A low club at the critical point (trick 8), a low club does no better. Declarer can win with dummy's 10 and then endplay you again by throwing you in with either suit, thus forcing you to again how to lead into a tenace at trick 12. The winning play here is the CJ. Declarer must win this in hand with the ace but now has no successful counter because the good CT is now stiff in dummy. He can cash the club but then has no club to throw you in with the lead away from the HK. And throwing you in with a heart before cashing CT can't work because it sets up your C9.

If declarer doesn't have the HA, can it cost to lead the CJ? Yes because partner has a good diamond he could cash.

Wednesday, February 8, 2012

Bidding after your side has preempted

Generally, it is good to raise partner’s preempt when you have 3 card support or better, to extend the preempt and make it even more difficult for the opposition to find the right level and right strain. Therefore, when the auction proceeds with two passes after a preempt, it’s a good bet that preemptor’s partner does not have much heart support.


Another general rule of preempting is that once you preempt, you should not bid again (unless partner makes a forcing bid). From time to time we may preempt with a freak 6-5 hand and then we may be justified in bidding again.


Case #1: void, Q9xxxxx, AKxx, xx. 3H-3S-4H-4S. Matchpoints, favorable vulnerability. Do you trot out 5H here?

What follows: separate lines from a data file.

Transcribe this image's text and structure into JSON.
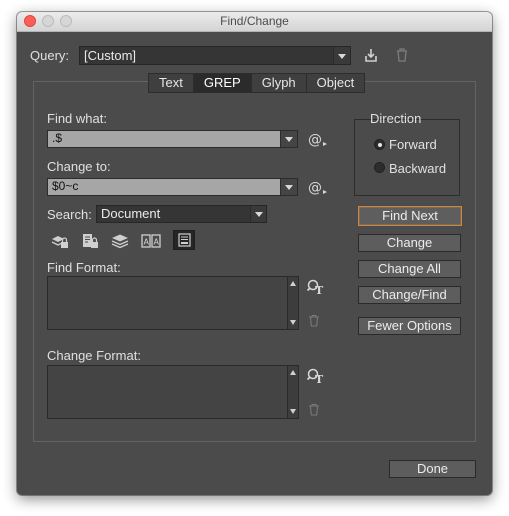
{
  "window": {
    "title": "Find/Change"
  },
  "query": {
    "label": "Query:",
    "value": "[Custom]",
    "save_icon": "save-query-icon",
    "delete_icon": "trash-icon"
  },
  "tabs": [
    {
      "label": "Text",
      "active": false
    },
    {
      "label": "GREP",
      "active": true
    },
    {
      "label": "Glyph",
      "active": false
    },
    {
      "label": "Object",
      "active": false
    }
  ],
  "find": {
    "label": "Find what:",
    "value": ".$",
    "special_icon": "at-symbol-icon"
  },
  "change": {
    "label": "Change to:",
    "value": "$0~c",
    "special_icon": "at-symbol-icon"
  },
  "search": {
    "label": "Search:",
    "value": "Document"
  },
  "search_options": [
    {
      "icon": "include-locked-layers-icon"
    },
    {
      "icon": "include-locked-stories-icon"
    },
    {
      "icon": "include-hidden-layers-icon"
    },
    {
      "icon": "include-master-pages-icon"
    },
    {
      "icon": "include-footnotes-icon",
      "active": true
    }
  ],
  "find_format": {
    "label": "Find Format:",
    "value": ""
  },
  "change_format": {
    "label": "Change Format:",
    "value": ""
  },
  "direction": {
    "label": "Direction",
    "options": [
      {
        "label": "Forward",
        "selected": true
      },
      {
        "label": "Backward",
        "selected": false
      }
    ]
  },
  "buttons": {
    "find_next": "Find Next",
    "change": "Change",
    "change_all": "Change All",
    "change_find": "Change/Find",
    "fewer_options": "Fewer Options",
    "done": "Done"
  },
  "colors": {
    "dialog_bg": "#4b4b4b",
    "focus_ring": "#d9822b",
    "field_bg": "#a6a6a6"
  }
}
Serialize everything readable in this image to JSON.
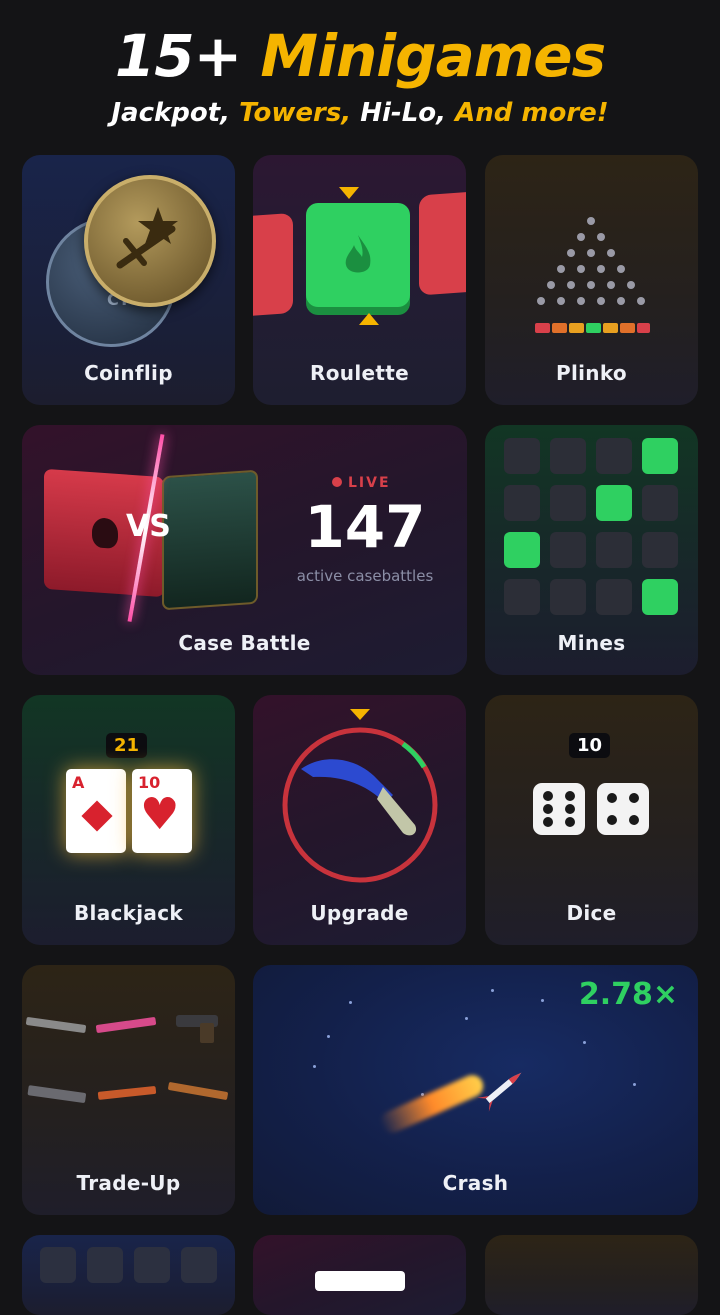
{
  "header": {
    "title_prefix": "15+",
    "title_highlight": "Minigames",
    "sub_parts": [
      "Jackpot,",
      "Towers,",
      "Hi-Lo,",
      "And more!"
    ]
  },
  "games": {
    "coinflip": "Coinflip",
    "roulette": "Roulette",
    "plinko": "Plinko",
    "case_battle": "Case Battle",
    "mines": "Mines",
    "blackjack": "Blackjack",
    "upgrade": "Upgrade",
    "dice": "Dice",
    "trade_up": "Trade-Up",
    "crash": "Crash"
  },
  "case_battle": {
    "live_label": "LIVE",
    "count": "147",
    "count_caption": "active casebattles",
    "vs_label": "VS",
    "coin_ct_label": "CT"
  },
  "blackjack": {
    "total": "21",
    "card1_rank": "A",
    "card2_rank": "10"
  },
  "dice": {
    "total": "10"
  },
  "crash": {
    "multiplier": "2.78×"
  },
  "colors": {
    "accent_yellow": "#f5b400",
    "green": "#2fd061",
    "red": "#d8404a"
  }
}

I did, but I’m not sure I should despite needing very little from partner to make 5 (AKJ of hearts and a doubleton diamond or the Q makes it pretty much cold, as does both round aces). However, 4S was going down 1 while 4H also should be down 1 as well.


Case #2: JTxx, Txxx, xxx, Qx. None vul. 2S-P. I bid 4S but really this isn’t worth more than 3S. The shape is terrible and it’s too likely that 4S will go down for more than their game. As it turns out, 4S went down 3 but the other side was cold for 7 (C, D, or NT). -500 wasn’t a great score, though, because a few north-souths played 5 of a minor for 440.


Case #3: xx, Axxxx, KTx, Qxx. 2H-P. Both vul. This one is worth 4H. 11 card fit, plus some other values. The shape still isn’t great but this is definitely better than the previous hand. They missed a cold 4H.


Case #4: Kxx, KQJxxx, xxxx, void. 2H-P-P-2S. This is marginally freaky enough to warrant another bid. I doubt I would but it worked out well for this person to bid 3H over 2S.


Case 3 and 4 hands go together and put me in a tough spot with Ax, xx, QJxx, KJxxx behind the 2H opener. Double is clearly business, not responsive, 4C doesn’t seem right, 4H seems like a bit of an overbid, 3S is a possibility that may work out well. In retrospect I think 3S may be best, but I don’t know. I doubled, expecting partner to have 2 or 3 hearts and us to just have lots of values with no real fit.